But while Lutherans are willing to hold the first argument, they have no choice but to reject the second one, because it is obvious to all that if infant baptism is a means by which God imparts salvation, that salvation does not always continue to the end of life. But rather than adopt the idea of the perseverance of the saints, Lutherans would rather hold on to the idea of infant baptismal regeneration, and its unpleasant baggage, the idea that one can lose his salvation.
So this book review is somewhat unconventional, I admit. I did not so much review Dr. Kolb's book as I wrote about my own wonderings about Lutheran theology. For me, once I became convinced of the idea of the perseverance of the saints, I had to give up the idea of infant baptismal regeneration. I had hoped to find that early Lutherans had similar intramural debates, but I did not find them in the pages of this book, and since the book is so thorough, I must conclude that this particular debate was not at the forefront of Lutheran thinking in the early years of the Reformation.

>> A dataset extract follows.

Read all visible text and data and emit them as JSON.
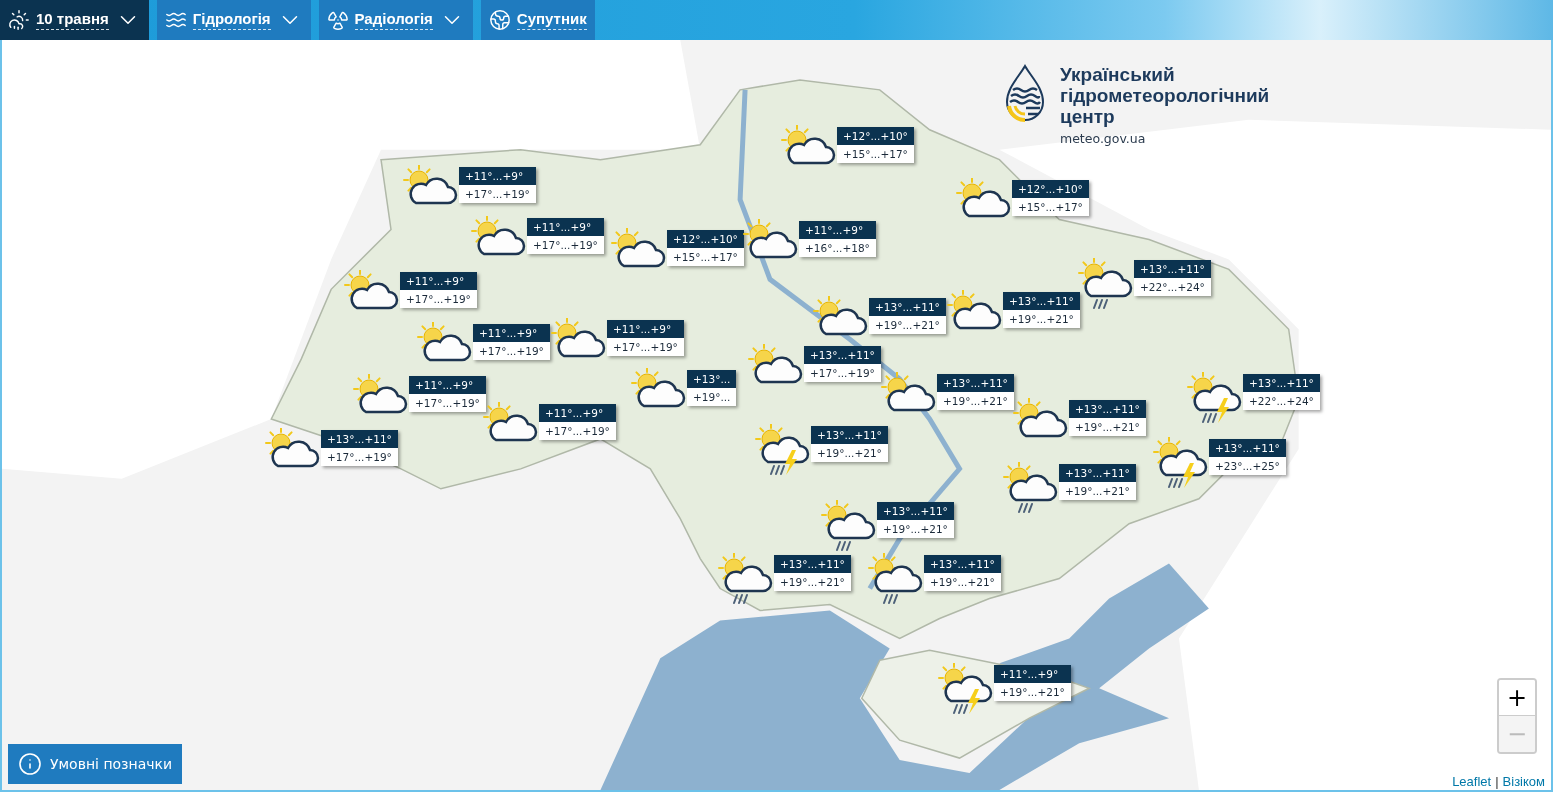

I did learn a lot about Melanchthon from the book, and about early controversies involving his leadership, which have colored the perceptions about him among Lutherans to this day. Dr. Kolb did his best to give Melanchthon his due, and show why he thought certain actions were necessary, such as the writing of the variata to the Augburg Confession, and his willingness to adjust his confessional phrasing to appease Catholic political leaders, to insure that the embryonic Lutheran church could continue without persecution. Melanchthon thought such tweaks to Lutheran confessions could be done to appease Catholic political authorities, so long as `essentials of the faith' were not compromised. But many Lutherans did not agree with him as to what comprised the essentials, and what could be fudged, to get along. That was a very interesting chapter. Melanchthon was flesh and blood, and as such was subject to errors in judgment, but I certainly would hesitate to second-guess him and his choices. Had I been in his shoes, I don't know that I could have chosen my steps more wisely.

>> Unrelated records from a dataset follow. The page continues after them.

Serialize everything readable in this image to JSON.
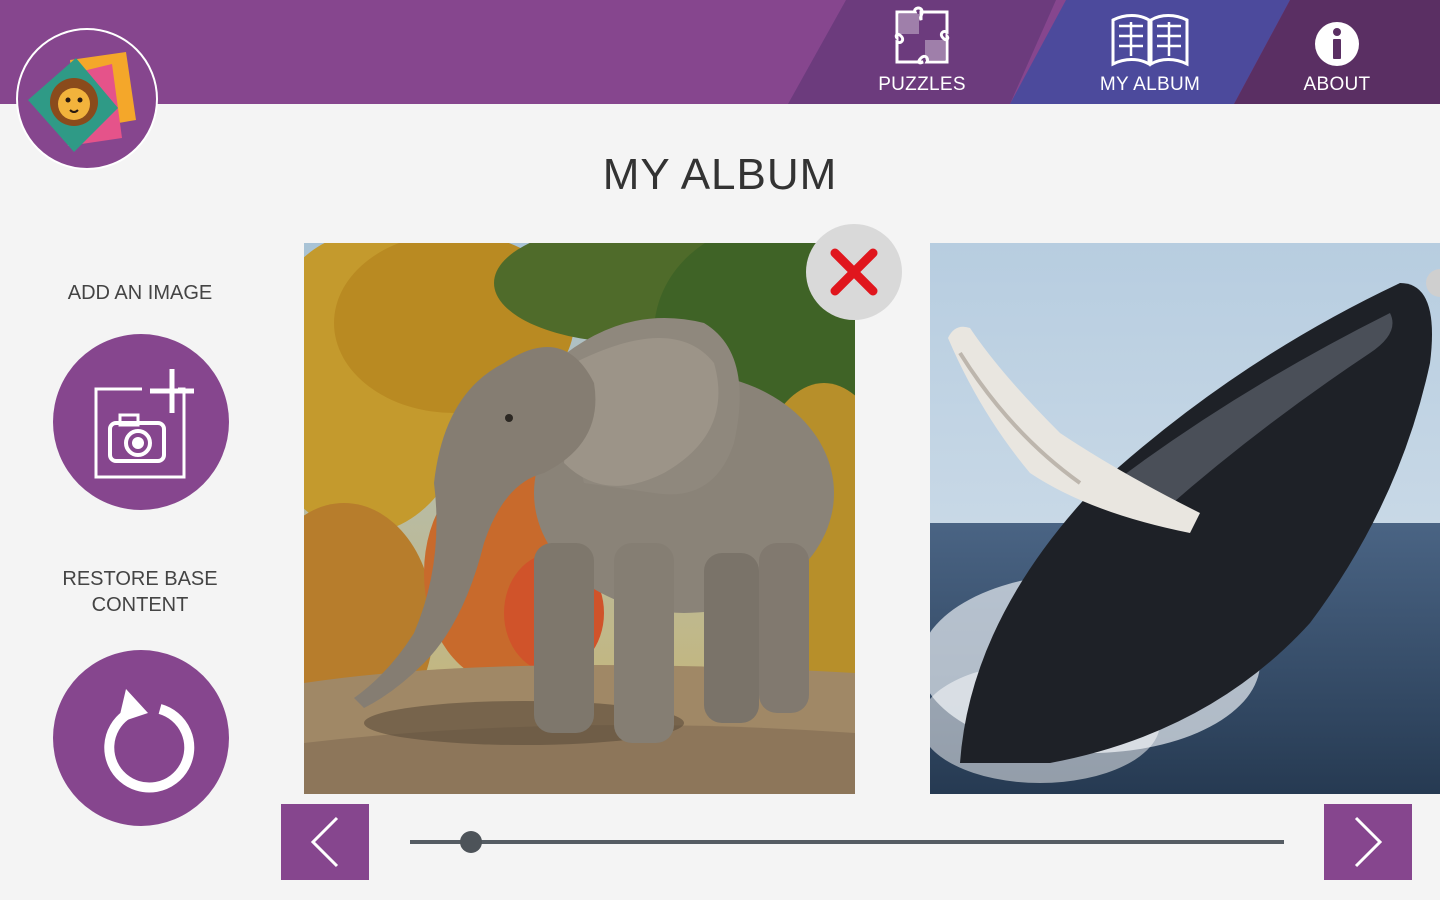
{
  "header": {
    "tabs": [
      {
        "id": "puzzles",
        "label": "PUZZLES",
        "icon": "puzzle-icon"
      },
      {
        "id": "my_album",
        "label": "MY ALBUM",
        "icon": "book-icon",
        "active": true
      },
      {
        "id": "about",
        "label": "ABOUT",
        "icon": "info-icon"
      }
    ]
  },
  "logo": {
    "icon": "lion-puzzle-logo"
  },
  "main": {
    "title": "MY ALBUM",
    "album_position": 0.07,
    "photos": [
      {
        "subject": "elephant",
        "deletable": true
      },
      {
        "subject": "humpback whale breaching"
      }
    ]
  },
  "sidebar": {
    "add_label": "ADD AN IMAGE",
    "restore_label_line1": "RESTORE BASE",
    "restore_label_line2": "CONTENT"
  },
  "colors": {
    "brand_purple": "#86468e",
    "tab_puzzles": "#6c3b7d",
    "tab_album_active": "#4c4a9c",
    "tab_about": "#5a2f63",
    "delete_red": "#e0161d",
    "background": "#f4f4f4"
  }
}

I also learned quite a bit about "Wittenberg Theological Method," which Kolb refers to as attempting to hold in tension opposing ideas like the integrity of the human being vs. the sovereign action of God in salvation. Man is not simply a block of wood, various Lutheran scholars would say again and again through several decades, and this phrase found its way into the FOC. As well, God is not the author of sin. This thought was repeated again and again through the years leading up to the FOC. I learned a bit about Cyrus Spangenberg and his very Reformed-sounding notions about salvation and God's sovereignty, which were not new, only echoing BOTW and indeed Scripture itself. I found myself cheering for Spangenberg in his responses to his Lutheran critics. All in all, I had no idea until reading the book that there were so many early Lutherans who held views of salvation which I find indistinguishable from today's Calvinists, Spangenberg being chief among them.

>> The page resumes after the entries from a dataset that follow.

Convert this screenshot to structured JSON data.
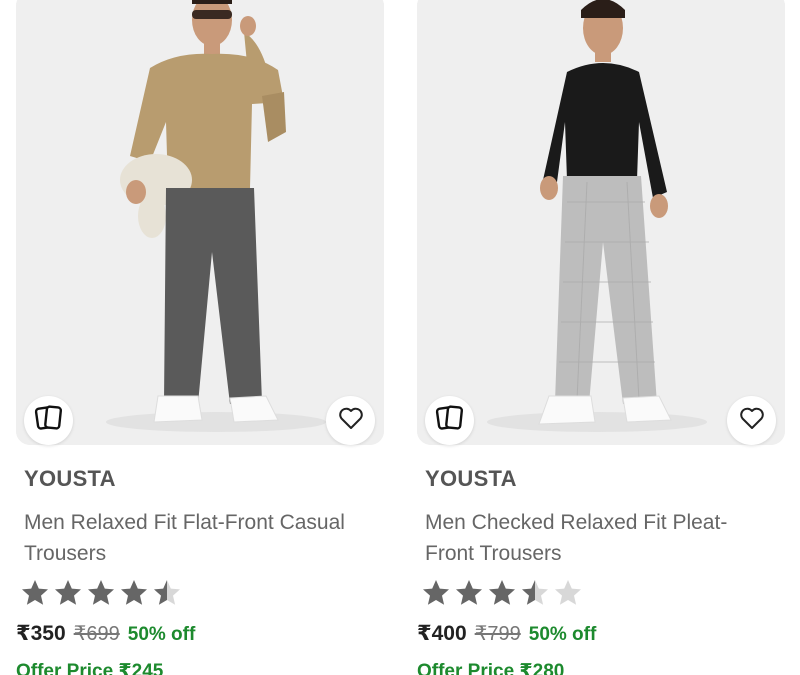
{
  "products": [
    {
      "brand": "YOUSTA",
      "title": "Men Relaxed Fit Flat-Front Casual Trousers",
      "rating": 4.5,
      "price": "₹350",
      "mrp": "₹699",
      "discount": "50% off",
      "offer_price": "Offer Price ₹245",
      "compare_icon": "compare-cards-icon",
      "wishlist_icon": "heart-outline-icon",
      "colors": {
        "top": "#b89c6f",
        "trousers": "#5a5a5a"
      }
    },
    {
      "brand": "YOUSTA",
      "title": "Men Checked Relaxed Fit Pleat-Front Trousers",
      "rating": 3.5,
      "price": "₹400",
      "mrp": "₹799",
      "discount": "50% off",
      "offer_price": "Offer Price ₹280",
      "compare_icon": "compare-cards-icon",
      "wishlist_icon": "heart-outline-icon",
      "colors": {
        "top": "#1a1a1a",
        "trousers": "#bdbdbd"
      }
    }
  ],
  "theme": {
    "discount_color": "#1d8a2e",
    "star_filled": "#666666",
    "star_empty": "#d8d8d8"
  }
}
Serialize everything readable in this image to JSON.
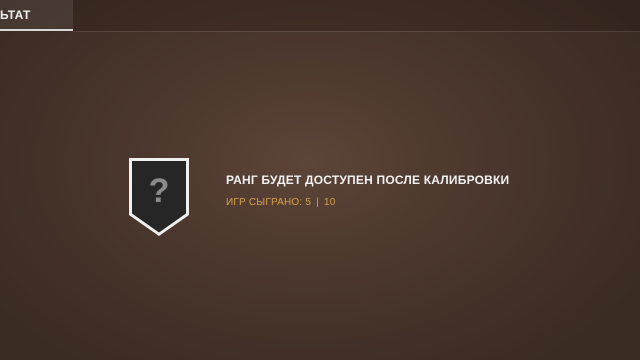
{
  "header": {
    "tab_label": "ЬТАТ"
  },
  "rank": {
    "badge_symbol": "?",
    "status_text": "РАНГ БУДЕТ ДОСТУПЕН ПОСЛЕ КАЛИБРОВКИ",
    "games_played_label": "ИГР СЫГРАНО:",
    "games_played": "5",
    "games_separator": "|",
    "games_required": "10"
  },
  "colors": {
    "accent": "#d9a24a",
    "background": "#4b372d",
    "badge_fill": "#262626"
  }
}
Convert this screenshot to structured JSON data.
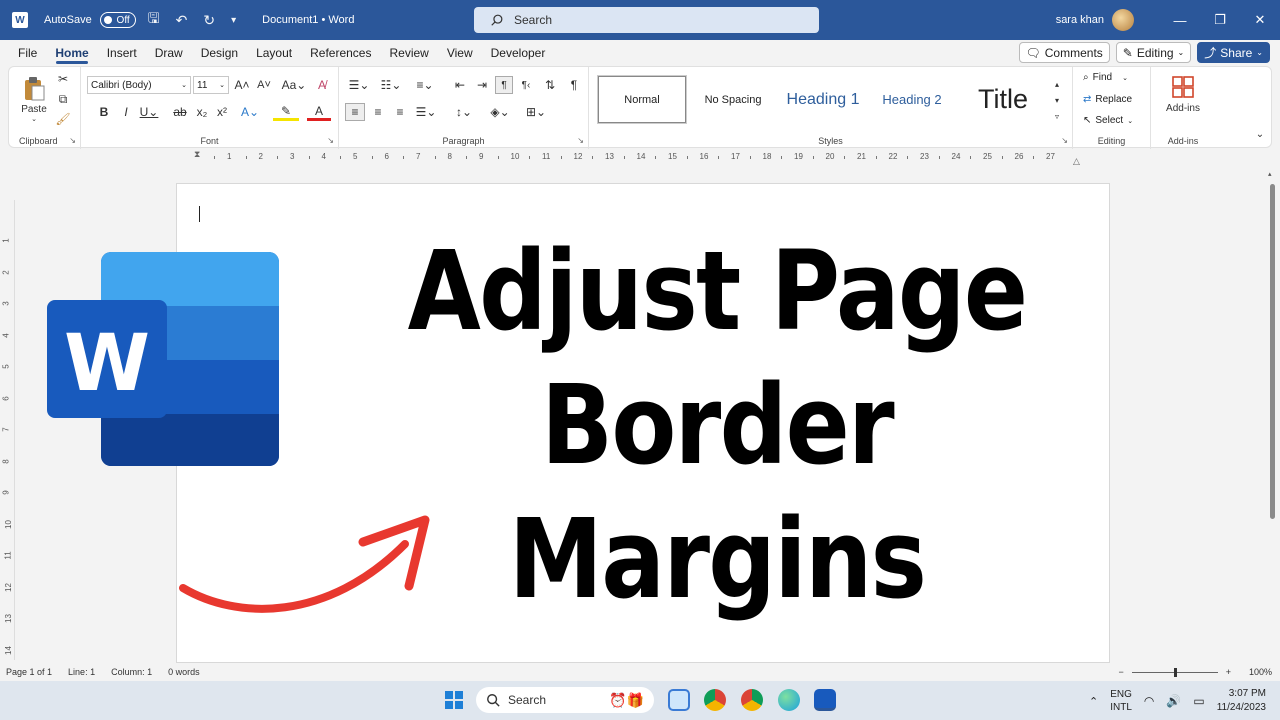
{
  "titlebar": {
    "autosave_label": "AutoSave",
    "autosave_state": "Off",
    "doc_title": "Document1 • Word",
    "search_placeholder": "Search",
    "user_name": "sara khan"
  },
  "menu": {
    "tabs": [
      "File",
      "Home",
      "Insert",
      "Draw",
      "Design",
      "Layout",
      "References",
      "Review",
      "View",
      "Developer"
    ],
    "active_tab": "Home",
    "comments_label": "Comments",
    "editing_label": "Editing",
    "share_label": "Share"
  },
  "ribbon": {
    "clipboard": {
      "label": "Clipboard",
      "paste_label": "Paste"
    },
    "font": {
      "label": "Font",
      "font_name": "Calibri (Body)",
      "font_size": "11"
    },
    "paragraph": {
      "label": "Paragraph"
    },
    "styles": {
      "label": "Styles",
      "items": [
        "Normal",
        "No Spacing",
        "Heading 1",
        "Heading 2",
        "Title"
      ]
    },
    "editing": {
      "label": "Editing",
      "find": "Find",
      "replace": "Replace",
      "select": "Select"
    },
    "addins": {
      "label": "Add-ins",
      "button": "Add-ins"
    }
  },
  "ruler_numbers": [
    "1",
    "2",
    "3",
    "4",
    "5",
    "6",
    "7",
    "8",
    "9",
    "10",
    "11",
    "12",
    "13",
    "14",
    "15",
    "16",
    "17",
    "18",
    "19",
    "20",
    "21",
    "22",
    "23",
    "24",
    "25",
    "26",
    "27"
  ],
  "vruler_numbers": [
    "1",
    "2",
    "3",
    "4",
    "5",
    "6",
    "7",
    "8",
    "9",
    "10",
    "11",
    "12",
    "13",
    "14"
  ],
  "document": {
    "headline_line1": "Adjust Page",
    "headline_line2": "Border Margins"
  },
  "statusbar": {
    "page": "Page 1 of 1",
    "line": "Line: 1",
    "column": "Column: 1",
    "words": "0 words",
    "zoom": "100%"
  },
  "taskbar": {
    "search_label": "Search",
    "lang_top": "ENG",
    "lang_bottom": "INTL",
    "time": "3:07 PM",
    "date": "11/24/2023"
  },
  "colors": {
    "word_blue": "#2b579a",
    "arrow_red": "#e8382f"
  }
}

The book is, without a doubt, written at the seminary level. Kolb assumes the reader has knowledge of many events and personalities of church history. Many of the people, places, and events Kolb referred to were unknown to me, but hey, that's what Google is for, right? Mostly, though, I just plowed ahead without bothering to look up each unknown reference. What stuck with me were the Bible debates among early Lutherans about predestination which employed the same verses which today's Calvinists and Arminians use to support their positions. The more things change, the more they stay the same, it seems.
I highly recommend this book to any Reformed or Lutheran Christian who wants to broaden his knowledge of the early years of the Reformation.